═════ Dataset records ═════

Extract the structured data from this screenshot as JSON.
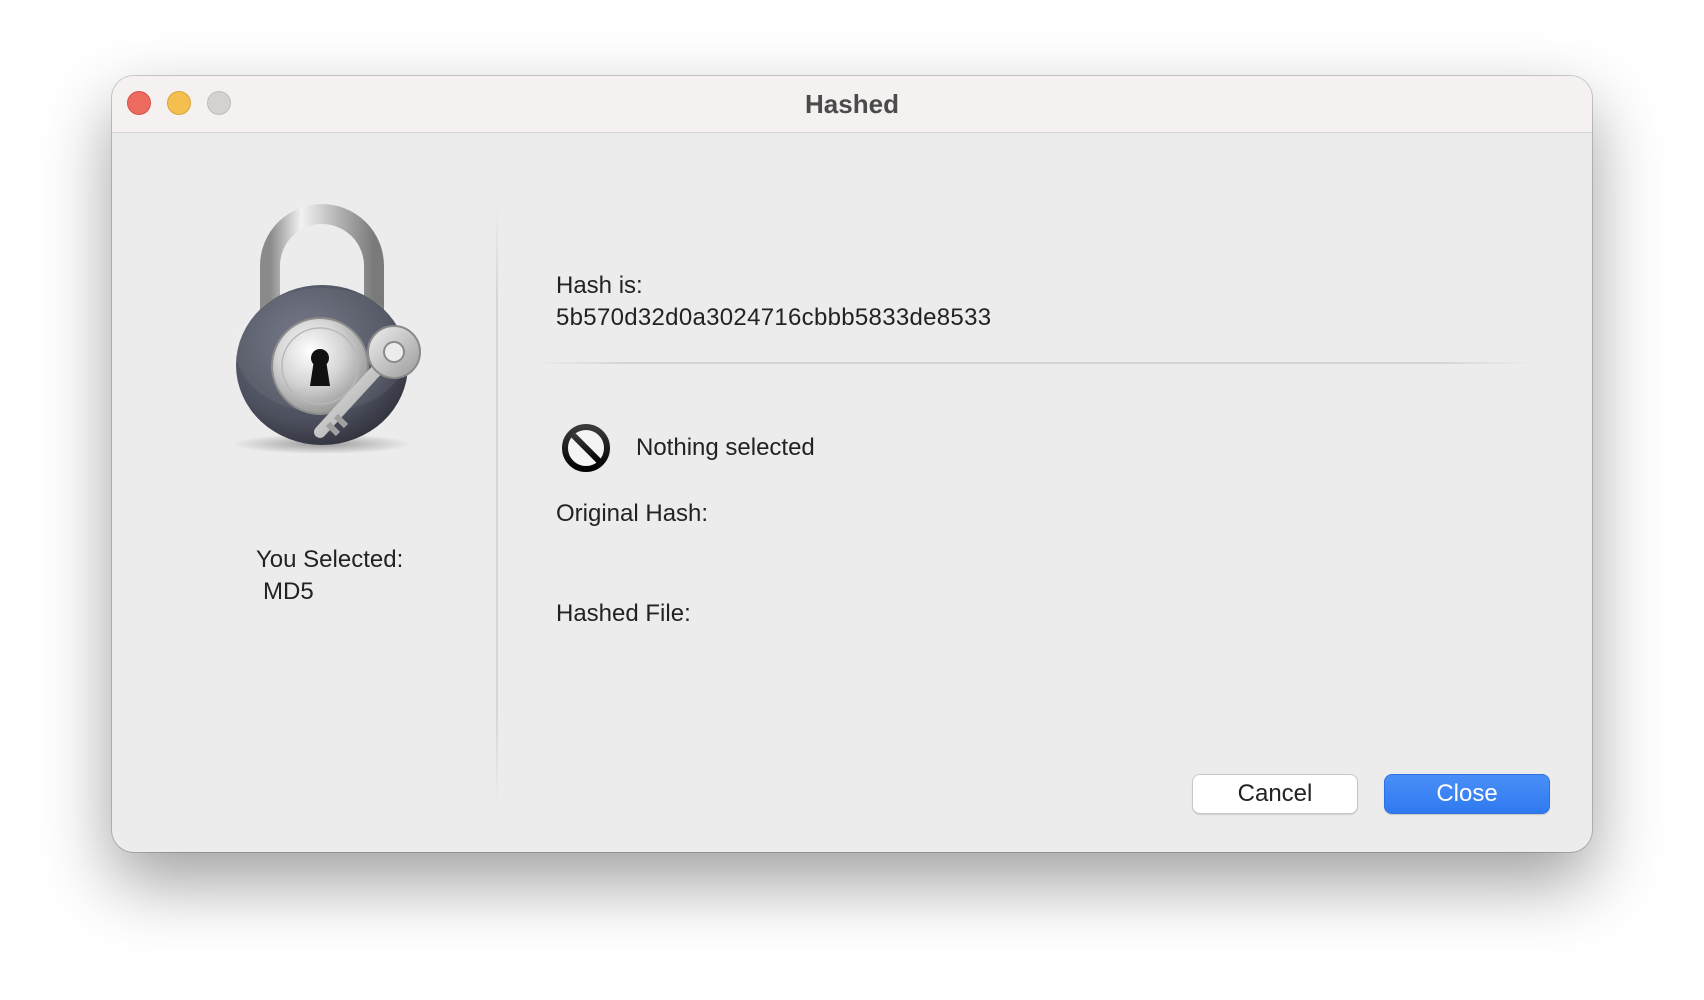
{
  "window": {
    "title": "Hashed"
  },
  "left_panel": {
    "selected_label": "You Selected:",
    "selected_value": "MD5",
    "icon": "padlock-with-key-icon"
  },
  "right_panel": {
    "hash_label": "Hash is:",
    "hash_value": "5b570d32d0a3024716cbbb5833de8533",
    "status_icon": "prohibited-icon",
    "status_text": "Nothing selected",
    "original_hash_label": "Original Hash:",
    "hashed_file_label": "Hashed File:"
  },
  "buttons": {
    "cancel_label": "Cancel",
    "close_label": "Close"
  },
  "colors": {
    "accent": "#2f7af0",
    "traffic_close": "#ed6a5e",
    "traffic_minimize": "#f5bf4f",
    "traffic_zoom_disabled": "#d4d2d1"
  }
}
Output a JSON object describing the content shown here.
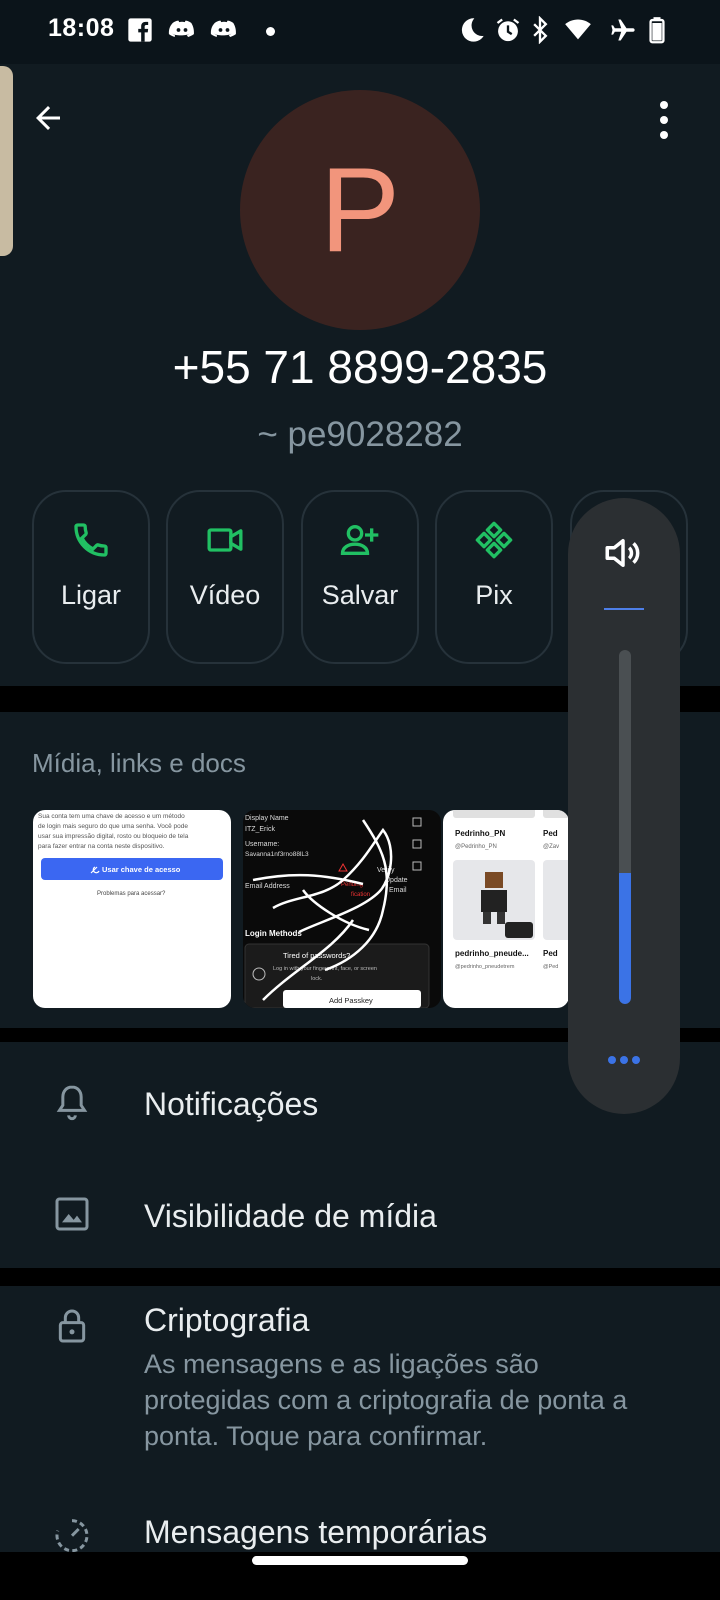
{
  "status_bar": {
    "time": "18:08",
    "icons": [
      "facebook-icon",
      "discord-icon",
      "discord-icon",
      "notification-dot",
      "moon-icon",
      "alarm-icon",
      "bluetooth-icon",
      "wifi-icon",
      "airplane-icon",
      "battery-icon"
    ]
  },
  "header": {
    "avatar_letter": "P",
    "avatar_bg": "#3a2320",
    "avatar_fg": "#f2957c",
    "phone_number": "+55 71 8899-2835",
    "push_name": "~ pe9028282"
  },
  "actions": [
    {
      "label": "Ligar",
      "icon": "phone-icon"
    },
    {
      "label": "Vídeo",
      "icon": "video-icon"
    },
    {
      "label": "Salvar",
      "icon": "add-contact-icon"
    },
    {
      "label": "Pix",
      "icon": "pix-icon"
    }
  ],
  "media": {
    "title": "Mídia, links e docs",
    "thumbs": [
      {
        "line1": "Sua conta tem uma chave de acesso e um método",
        "line2": "de login mais seguro do que uma senha. Você pode",
        "line3": "usar sua impressão digital, rosto ou bloqueio de tela",
        "line4": "para fazer entrar na conta neste dispositivo.",
        "button": "Usar chave de acesso",
        "link": "Problemas para acessar?"
      },
      {
        "display_name": "Display Name",
        "display_value": "ITZ_Erick",
        "username_label": "Username:",
        "username_value": "Savanna1nf3rno88lL3",
        "email_label": "Email Address",
        "pending": "Pending",
        "verification": "fication",
        "verify": "Verify",
        "update": "Update",
        "email": "Email",
        "login_methods": "Login Methods",
        "tired": "Tired of passwords?",
        "login_hint": "Log in with your fingerprint, face, or screen",
        "lock": "lock.",
        "add_passkey": "Add Passkey"
      },
      {
        "user1_name": "Pedrinho_PN",
        "user1_handle": "@Pedrinho_PN",
        "user2_name": "Ped",
        "user2_handle": "@Zav",
        "user3_name": "pedrinho_pneude...",
        "user3_handle": "@pedrinho_pneudetrem",
        "user4_name": "Ped",
        "user4_handle": "@Ped"
      }
    ]
  },
  "settings": {
    "notifications": "Notificações",
    "media_visibility": "Visibilidade de mídia",
    "encryption_title": "Criptografia",
    "encryption_sub": "As mensagens e as ligações são protegidas com a criptografia de ponta a ponta. Toque para confirmar.",
    "disappearing": "Mensagens temporárias"
  },
  "volume": {
    "level": 0.37,
    "accent": "#3b73e6"
  },
  "colors": {
    "accent_green": "#21c063",
    "background": "#0b141a",
    "surface": "#111b21"
  }
}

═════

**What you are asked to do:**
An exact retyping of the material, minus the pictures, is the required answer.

**Task response:**
Extract the structured data from this screenshot as JSON.
{
  "window": {
    "title": "Hashed"
  },
  "left_panel": {
    "selected_label": "You Selected:",
    "selected_value": "MD5",
    "icon": "padlock-with-key-icon"
  },
  "right_panel": {
    "hash_label": "Hash is:",
    "hash_value": "5b570d32d0a3024716cbbb5833de8533",
    "status_icon": "prohibited-icon",
    "status_text": "Nothing selected",
    "original_hash_label": "Original Hash:",
    "hashed_file_label": "Hashed File:"
  },
  "buttons": {
    "cancel_label": "Cancel",
    "close_label": "Close"
  },
  "colors": {
    "accent": "#2f7af0",
    "traffic_close": "#ed6a5e",
    "traffic_minimize": "#f5bf4f",
    "traffic_zoom_disabled": "#d4d2d1"
  }
}
Output a JSON object describing the content shown here.
{
  "status_bar": {
    "time": "18:08",
    "icons": [
      "facebook-icon",
      "discord-icon",
      "discord-icon",
      "notification-dot",
      "moon-icon",
      "alarm-icon",
      "bluetooth-icon",
      "wifi-icon",
      "airplane-icon",
      "battery-icon"
    ]
  },
  "header": {
    "avatar_letter": "P",
    "avatar_bg": "#3a2320",
    "avatar_fg": "#f2957c",
    "phone_number": "+55 71 8899-2835",
    "push_name": "~ pe9028282"
  },
  "actions": [
    {
      "label": "Ligar",
      "icon": "phone-icon"
    },
    {
      "label": "Vídeo",
      "icon": "video-icon"
    },
    {
      "label": "Salvar",
      "icon": "add-contact-icon"
    },
    {
      "label": "Pix",
      "icon": "pix-icon"
    }
  ],
  "media": {
    "title": "Mídia, links e docs",
    "thumbs": [
      {
        "line1": "Sua conta tem uma chave de acesso e um método",
        "line2": "de login mais seguro do que uma senha. Você pode",
        "line3": "usar sua impressão digital, rosto ou bloqueio de tela",
        "line4": "para fazer entrar na conta neste dispositivo.",
        "button": "Usar chave de acesso",
        "link": "Problemas para acessar?"
      },
      {
        "display_name": "Display Name",
        "display_value": "ITZ_Erick",
        "username_label": "Username:",
        "username_value": "Savanna1nf3rno88lL3",
        "email_label": "Email Address",
        "pending": "Pending",
        "verification": "fication",
        "verify": "Verify",
        "update": "Update",
        "email": "Email",
        "login_methods": "Login Methods",
        "tired": "Tired of passwords?",
        "login_hint": "Log in with your fingerprint, face, or screen",
        "lock": "lock.",
        "add_passkey": "Add Passkey"
      },
      {
        "user1_name": "Pedrinho_PN",
        "user1_handle": "@Pedrinho_PN",
        "user2_name": "Ped",
        "user2_handle": "@Zav",
        "user3_name": "pedrinho_pneude...",
        "user3_handle": "@pedrinho_pneudetrem",
        "user4_name": "Ped",
        "user4_handle": "@Ped"
      }
    ]
  },
  "settings": {
    "notifications": "Notificações",
    "media_visibility": "Visibilidade de mídia",
    "encryption_title": "Criptografia",
    "encryption_sub": "As mensagens e as ligações são protegidas com a criptografia de ponta a ponta. Toque para confirmar.",
    "disappearing": "Mensagens temporárias"
  },
  "volume": {
    "level": 0.37,
    "accent": "#3b73e6"
  },
  "colors": {
    "accent_green": "#21c063",
    "background": "#0b141a",
    "surface": "#111b21"
  }
}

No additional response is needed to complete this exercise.